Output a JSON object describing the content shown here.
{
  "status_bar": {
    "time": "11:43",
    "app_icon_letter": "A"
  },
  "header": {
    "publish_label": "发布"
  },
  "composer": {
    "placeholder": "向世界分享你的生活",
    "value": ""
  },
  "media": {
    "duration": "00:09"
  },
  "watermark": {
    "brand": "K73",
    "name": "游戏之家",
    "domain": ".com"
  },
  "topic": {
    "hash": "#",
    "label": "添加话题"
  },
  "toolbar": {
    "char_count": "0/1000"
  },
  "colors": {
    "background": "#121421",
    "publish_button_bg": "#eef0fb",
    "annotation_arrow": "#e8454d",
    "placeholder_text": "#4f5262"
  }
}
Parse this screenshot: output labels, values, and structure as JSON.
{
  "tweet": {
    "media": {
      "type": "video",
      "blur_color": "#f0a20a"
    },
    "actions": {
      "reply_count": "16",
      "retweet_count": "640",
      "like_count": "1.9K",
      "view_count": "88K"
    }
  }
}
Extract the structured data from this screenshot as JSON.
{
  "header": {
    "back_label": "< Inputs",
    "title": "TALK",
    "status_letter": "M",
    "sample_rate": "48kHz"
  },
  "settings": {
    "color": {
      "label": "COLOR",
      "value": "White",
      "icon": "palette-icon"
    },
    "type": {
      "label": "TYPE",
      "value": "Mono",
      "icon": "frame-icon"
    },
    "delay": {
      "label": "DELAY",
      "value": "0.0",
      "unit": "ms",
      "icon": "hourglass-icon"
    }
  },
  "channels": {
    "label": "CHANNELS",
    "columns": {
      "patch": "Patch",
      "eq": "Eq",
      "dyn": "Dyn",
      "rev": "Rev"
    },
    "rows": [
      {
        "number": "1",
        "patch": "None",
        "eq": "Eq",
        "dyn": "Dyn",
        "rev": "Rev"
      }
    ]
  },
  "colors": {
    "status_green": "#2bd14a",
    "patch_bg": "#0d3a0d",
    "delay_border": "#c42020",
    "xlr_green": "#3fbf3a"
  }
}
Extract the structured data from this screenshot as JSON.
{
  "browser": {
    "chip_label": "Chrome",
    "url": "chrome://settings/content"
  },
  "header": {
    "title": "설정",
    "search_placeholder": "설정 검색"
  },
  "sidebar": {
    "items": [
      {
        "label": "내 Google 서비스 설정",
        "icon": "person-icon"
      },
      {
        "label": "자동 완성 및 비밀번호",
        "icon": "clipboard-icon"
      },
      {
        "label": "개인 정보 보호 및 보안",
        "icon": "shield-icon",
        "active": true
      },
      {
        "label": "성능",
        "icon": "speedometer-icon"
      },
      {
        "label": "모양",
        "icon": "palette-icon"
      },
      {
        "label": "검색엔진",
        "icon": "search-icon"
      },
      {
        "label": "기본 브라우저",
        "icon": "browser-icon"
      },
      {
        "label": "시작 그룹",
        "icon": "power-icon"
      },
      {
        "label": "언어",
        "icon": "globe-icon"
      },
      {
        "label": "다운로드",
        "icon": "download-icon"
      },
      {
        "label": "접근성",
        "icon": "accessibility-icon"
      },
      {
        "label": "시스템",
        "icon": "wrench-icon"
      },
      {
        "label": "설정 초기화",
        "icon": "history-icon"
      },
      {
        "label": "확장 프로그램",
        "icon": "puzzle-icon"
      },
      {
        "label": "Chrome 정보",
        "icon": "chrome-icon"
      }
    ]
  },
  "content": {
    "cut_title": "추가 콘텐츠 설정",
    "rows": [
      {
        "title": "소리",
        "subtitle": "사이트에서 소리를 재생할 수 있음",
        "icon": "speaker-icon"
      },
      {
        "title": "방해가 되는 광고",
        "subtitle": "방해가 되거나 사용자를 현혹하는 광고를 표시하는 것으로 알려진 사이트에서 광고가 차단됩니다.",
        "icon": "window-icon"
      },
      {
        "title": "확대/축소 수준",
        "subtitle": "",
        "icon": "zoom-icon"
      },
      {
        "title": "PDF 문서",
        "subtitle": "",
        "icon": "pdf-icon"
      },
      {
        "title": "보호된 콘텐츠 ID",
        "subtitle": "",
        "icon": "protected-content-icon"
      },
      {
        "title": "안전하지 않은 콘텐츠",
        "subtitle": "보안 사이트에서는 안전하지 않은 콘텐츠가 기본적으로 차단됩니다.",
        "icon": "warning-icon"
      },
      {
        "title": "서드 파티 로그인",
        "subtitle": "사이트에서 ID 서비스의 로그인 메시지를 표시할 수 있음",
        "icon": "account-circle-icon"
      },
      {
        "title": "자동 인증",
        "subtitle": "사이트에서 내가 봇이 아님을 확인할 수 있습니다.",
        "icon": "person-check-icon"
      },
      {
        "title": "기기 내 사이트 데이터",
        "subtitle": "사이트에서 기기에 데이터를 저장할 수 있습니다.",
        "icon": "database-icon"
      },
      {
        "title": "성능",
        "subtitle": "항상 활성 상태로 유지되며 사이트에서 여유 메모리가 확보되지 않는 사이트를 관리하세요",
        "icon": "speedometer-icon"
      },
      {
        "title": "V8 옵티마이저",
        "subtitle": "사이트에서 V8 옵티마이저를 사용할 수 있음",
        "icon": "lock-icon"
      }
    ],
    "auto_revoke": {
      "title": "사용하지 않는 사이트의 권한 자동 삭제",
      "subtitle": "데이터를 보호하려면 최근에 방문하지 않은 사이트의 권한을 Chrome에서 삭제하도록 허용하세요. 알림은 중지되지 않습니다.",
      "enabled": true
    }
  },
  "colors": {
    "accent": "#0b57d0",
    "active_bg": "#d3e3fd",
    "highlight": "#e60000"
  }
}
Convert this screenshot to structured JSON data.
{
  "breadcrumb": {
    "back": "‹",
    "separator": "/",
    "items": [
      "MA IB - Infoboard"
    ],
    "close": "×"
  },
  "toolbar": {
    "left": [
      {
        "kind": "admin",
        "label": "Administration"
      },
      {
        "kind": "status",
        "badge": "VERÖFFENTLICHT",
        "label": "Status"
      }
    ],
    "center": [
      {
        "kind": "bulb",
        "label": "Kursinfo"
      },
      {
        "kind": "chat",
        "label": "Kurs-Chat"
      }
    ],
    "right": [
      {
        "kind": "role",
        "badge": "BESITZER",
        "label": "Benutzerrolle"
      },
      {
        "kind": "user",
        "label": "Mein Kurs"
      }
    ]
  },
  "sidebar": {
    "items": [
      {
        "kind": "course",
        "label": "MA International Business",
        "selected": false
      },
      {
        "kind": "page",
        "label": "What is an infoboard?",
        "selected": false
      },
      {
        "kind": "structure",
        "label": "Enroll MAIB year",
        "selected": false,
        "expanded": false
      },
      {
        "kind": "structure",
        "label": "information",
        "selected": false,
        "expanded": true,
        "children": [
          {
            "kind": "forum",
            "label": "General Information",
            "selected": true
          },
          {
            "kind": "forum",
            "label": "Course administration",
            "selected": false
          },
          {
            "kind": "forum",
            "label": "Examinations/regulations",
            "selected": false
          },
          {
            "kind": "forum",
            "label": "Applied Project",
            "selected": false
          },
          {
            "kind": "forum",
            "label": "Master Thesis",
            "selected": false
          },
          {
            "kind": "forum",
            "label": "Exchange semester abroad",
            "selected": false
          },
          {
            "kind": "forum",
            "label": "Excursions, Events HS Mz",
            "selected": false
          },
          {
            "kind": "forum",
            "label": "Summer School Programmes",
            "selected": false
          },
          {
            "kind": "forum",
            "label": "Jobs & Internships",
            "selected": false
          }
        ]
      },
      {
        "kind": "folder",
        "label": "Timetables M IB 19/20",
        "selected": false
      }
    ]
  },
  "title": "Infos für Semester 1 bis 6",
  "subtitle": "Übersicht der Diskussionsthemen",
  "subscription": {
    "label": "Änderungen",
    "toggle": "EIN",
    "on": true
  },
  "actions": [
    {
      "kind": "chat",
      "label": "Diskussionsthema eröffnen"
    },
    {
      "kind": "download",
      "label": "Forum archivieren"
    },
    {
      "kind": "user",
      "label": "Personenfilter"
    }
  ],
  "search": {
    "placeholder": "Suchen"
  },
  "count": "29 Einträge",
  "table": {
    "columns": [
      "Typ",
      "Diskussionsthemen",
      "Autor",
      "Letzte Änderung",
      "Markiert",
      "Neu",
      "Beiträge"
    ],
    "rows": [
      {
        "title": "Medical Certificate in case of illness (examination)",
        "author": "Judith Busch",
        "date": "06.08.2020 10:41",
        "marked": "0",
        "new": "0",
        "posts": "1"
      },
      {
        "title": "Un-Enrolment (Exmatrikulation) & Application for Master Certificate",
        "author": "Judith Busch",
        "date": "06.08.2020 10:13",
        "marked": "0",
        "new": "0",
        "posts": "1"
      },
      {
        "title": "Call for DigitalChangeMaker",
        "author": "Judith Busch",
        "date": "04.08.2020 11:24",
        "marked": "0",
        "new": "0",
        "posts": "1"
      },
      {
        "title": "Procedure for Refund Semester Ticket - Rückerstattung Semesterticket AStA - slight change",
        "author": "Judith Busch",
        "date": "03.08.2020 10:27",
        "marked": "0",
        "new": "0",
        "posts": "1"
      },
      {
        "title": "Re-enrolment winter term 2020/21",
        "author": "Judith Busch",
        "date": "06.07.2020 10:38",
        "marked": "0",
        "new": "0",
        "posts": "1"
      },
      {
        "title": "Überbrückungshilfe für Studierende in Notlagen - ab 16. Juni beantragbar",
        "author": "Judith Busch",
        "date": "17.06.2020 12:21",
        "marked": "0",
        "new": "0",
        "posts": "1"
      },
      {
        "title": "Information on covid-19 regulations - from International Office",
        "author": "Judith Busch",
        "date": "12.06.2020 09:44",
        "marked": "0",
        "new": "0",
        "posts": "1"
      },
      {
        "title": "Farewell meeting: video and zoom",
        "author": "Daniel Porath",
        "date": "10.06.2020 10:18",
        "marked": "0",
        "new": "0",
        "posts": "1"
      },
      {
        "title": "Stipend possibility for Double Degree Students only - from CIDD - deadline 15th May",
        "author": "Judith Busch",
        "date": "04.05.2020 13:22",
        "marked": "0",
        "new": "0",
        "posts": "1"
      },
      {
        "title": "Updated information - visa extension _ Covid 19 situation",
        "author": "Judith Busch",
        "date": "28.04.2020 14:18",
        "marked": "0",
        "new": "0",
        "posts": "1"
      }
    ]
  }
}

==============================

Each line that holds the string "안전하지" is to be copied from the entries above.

        "title": "안전하지 않은 콘텐츠",
        "subtitle": "보안 사이트에서는 안전하지 않은 콘텐츠가 기본적으로 차단됩니다.",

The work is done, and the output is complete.